Some of you may know that today is the World Mental Health Day. It also happens to be the World Sight Day. And tomorrow will be the International Day of the Girl Child, and yesterday was World Post Day. Yes, the one that celebrates the postal union.
Did you know about any of this? Did you know, that in fact, the United Nations calendar has 118 international days to celebrate in a year? The entire list can be found here (http://www.un.org/en/events/observances/days.shtml) and there’s a high likelihood your birthday also falls on one of these aforementioned days. Some of the days may seem really silly to you, such as World Television Day, and you can be sure that this list is by no means exhaustive. We’re pretty much running out of days to commemorate things with, and most of the time, we just celebrate what is important to us, and use it as an excuse to run some awesome event.

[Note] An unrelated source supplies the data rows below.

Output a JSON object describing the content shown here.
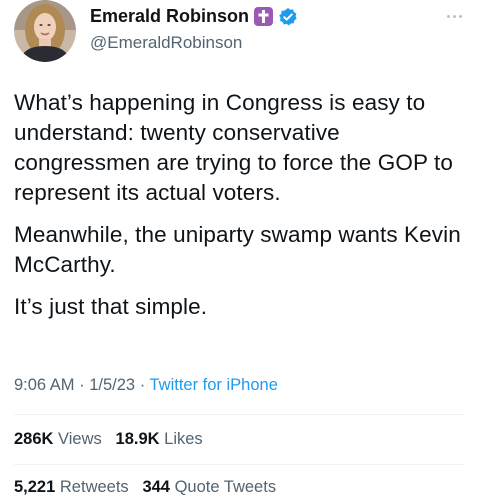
{
  "author": {
    "display_name": "Emerald Robinson",
    "handle": "@EmeraldRobinson",
    "badge_cross_color": "#9b59b6",
    "verified_color": "#1d9bf0"
  },
  "tweet": {
    "paragraphs": [
      "What’s happening in Congress is easy to understand: twenty conservative congressmen are trying to force the GOP to represent its actual voters.",
      "Meanwhile, the uniparty swamp wants Kevin McCarthy.",
      "It’s just that simple."
    ],
    "time": "9:06 AM",
    "date": "1/5/23",
    "separator": "·",
    "source": "Twitter for iPhone"
  },
  "stats": {
    "views_count": "286K",
    "views_label": "Views",
    "likes_count": "18.9K",
    "likes_label": "Likes",
    "retweets_count": "5,221",
    "retweets_label": "Retweets",
    "quotes_count": "344",
    "quotes_label": "Quote Tweets"
  },
  "icons": {
    "more": "more-horizontal-icon",
    "cross": "cross-badge-icon",
    "verified": "verified-badge-icon"
  }
}
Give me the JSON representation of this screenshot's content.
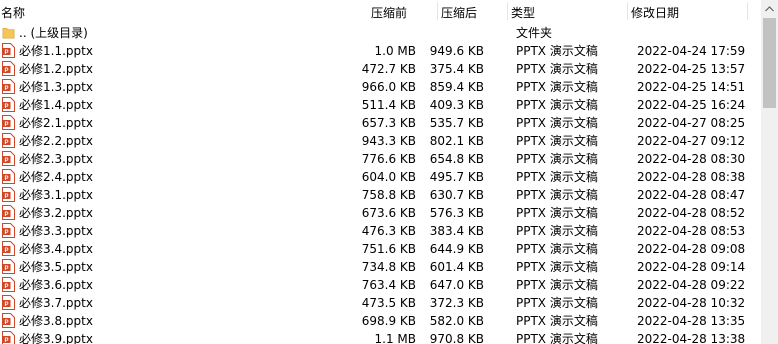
{
  "header": {
    "name": "名称",
    "size": "压缩前",
    "packed": "压缩后",
    "type": "类型",
    "modified": "修改日期"
  },
  "parent": {
    "name": ".. (上级目录)",
    "type": "文件夹"
  },
  "files": [
    {
      "name": "必修1.1.pptx",
      "size": "1.0 MB",
      "packed": "949.6 KB",
      "type": "PPTX 演示文稿",
      "modified": "2022-04-24 17:59"
    },
    {
      "name": "必修1.2.pptx",
      "size": "472.7 KB",
      "packed": "375.4 KB",
      "type": "PPTX 演示文稿",
      "modified": "2022-04-25 13:57"
    },
    {
      "name": "必修1.3.pptx",
      "size": "966.0 KB",
      "packed": "859.4 KB",
      "type": "PPTX 演示文稿",
      "modified": "2022-04-25 14:51"
    },
    {
      "name": "必修1.4.pptx",
      "size": "511.4 KB",
      "packed": "409.3 KB",
      "type": "PPTX 演示文稿",
      "modified": "2022-04-25 16:24"
    },
    {
      "name": "必修2.1.pptx",
      "size": "657.3 KB",
      "packed": "535.7 KB",
      "type": "PPTX 演示文稿",
      "modified": "2022-04-27 08:25"
    },
    {
      "name": "必修2.2.pptx",
      "size": "943.3 KB",
      "packed": "802.1 KB",
      "type": "PPTX 演示文稿",
      "modified": "2022-04-27 09:12"
    },
    {
      "name": "必修2.3.pptx",
      "size": "776.6 KB",
      "packed": "654.8 KB",
      "type": "PPTX 演示文稿",
      "modified": "2022-04-28 08:30"
    },
    {
      "name": "必修2.4.pptx",
      "size": "604.0 KB",
      "packed": "495.7 KB",
      "type": "PPTX 演示文稿",
      "modified": "2022-04-28 08:38"
    },
    {
      "name": "必修3.1.pptx",
      "size": "758.8 KB",
      "packed": "630.7 KB",
      "type": "PPTX 演示文稿",
      "modified": "2022-04-28 08:47"
    },
    {
      "name": "必修3.2.pptx",
      "size": "673.6 KB",
      "packed": "576.3 KB",
      "type": "PPTX 演示文稿",
      "modified": "2022-04-28 08:52"
    },
    {
      "name": "必修3.3.pptx",
      "size": "476.3 KB",
      "packed": "383.4 KB",
      "type": "PPTX 演示文稿",
      "modified": "2022-04-28 08:53"
    },
    {
      "name": "必修3.4.pptx",
      "size": "751.6 KB",
      "packed": "644.9 KB",
      "type": "PPTX 演示文稿",
      "modified": "2022-04-28 09:08"
    },
    {
      "name": "必修3.5.pptx",
      "size": "734.8 KB",
      "packed": "601.4 KB",
      "type": "PPTX 演示文稿",
      "modified": "2022-04-28 09:14"
    },
    {
      "name": "必修3.6.pptx",
      "size": "763.4 KB",
      "packed": "647.0 KB",
      "type": "PPTX 演示文稿",
      "modified": "2022-04-28 09:22"
    },
    {
      "name": "必修3.7.pptx",
      "size": "473.5 KB",
      "packed": "372.3 KB",
      "type": "PPTX 演示文稿",
      "modified": "2022-04-28 10:32"
    },
    {
      "name": "必修3.8.pptx",
      "size": "698.9 KB",
      "packed": "582.0 KB",
      "type": "PPTX 演示文稿",
      "modified": "2022-04-28 13:35"
    },
    {
      "name": "必修3.9.pptx",
      "size": "1.1 MB",
      "packed": "970.8 KB",
      "type": "PPTX 演示文稿",
      "modified": "2022-04-28 13:38"
    }
  ],
  "icons": {
    "folder": "folder-icon",
    "pptx": "pptx-file-icon",
    "scroll_up": "chevron-up-icon"
  },
  "colors": {
    "folder": "#f4c65a",
    "pptx": "#d24726"
  }
}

This is the same as joining a club in school. There are hundreds of clubs in the National University of Singapore, for instance, and everyday during the first few weeks of the semester, these clubs will be organising gatherings, welcome teas and whatnot. They are bound to clash in terms of days and timings, and everybody is so absorbed with planning for their own events that they don’t have the time or the inclination to participate in other club events. So in the end there are few participants and too many organisers.
So what’s the point of setting aside such days? Well, it’s always interesting and encouraging for people all over the world, passionate towards the same cause, to connect in a shared activity during that one day. And when people from all over the world take part in an event, it becomes a large-scale event, and large-scale events catch media attention. Publicity is always some element of such gestures.
Most of the time, something that happened that we want to remember fell on that day, and so later on people used the day as commemoration. At other times, the organisers involved just wanted a good day to kick off some ceremony, and they picked this particular day because it was convenient (and probably fell on a day when none of the managers took leave), and from then on the day was declared into existence.
This is much like birthdays. Certain people are ill-fated to have birthdays that always fall around the examination period, so people are either too busy studying to celebrate with them, or they do celebrate anyway and the birthday boy or girl feels terribly guilty to have taken them off studying (and also feels guilty towards himself not to have studied). Such people will usually either celebrate early or do so late. Another interesting similarity is that people really only remember their own birthdays and the ones of those closest to them. Kinda like clubs, isn’t it?
And all these celebratory days don’t even begin counting national hols, and the death anniversaries and birthdays of important people. Everyday is significant in some way to a large proportion of the population. Don’t you sometimes stop to think, what day is today? Whose birthday is it? Is somebody breathing their last breath this very moment? It helps you get a larger sense of the world, and cherish your own minuscule, insignificant life in the big picture of things too.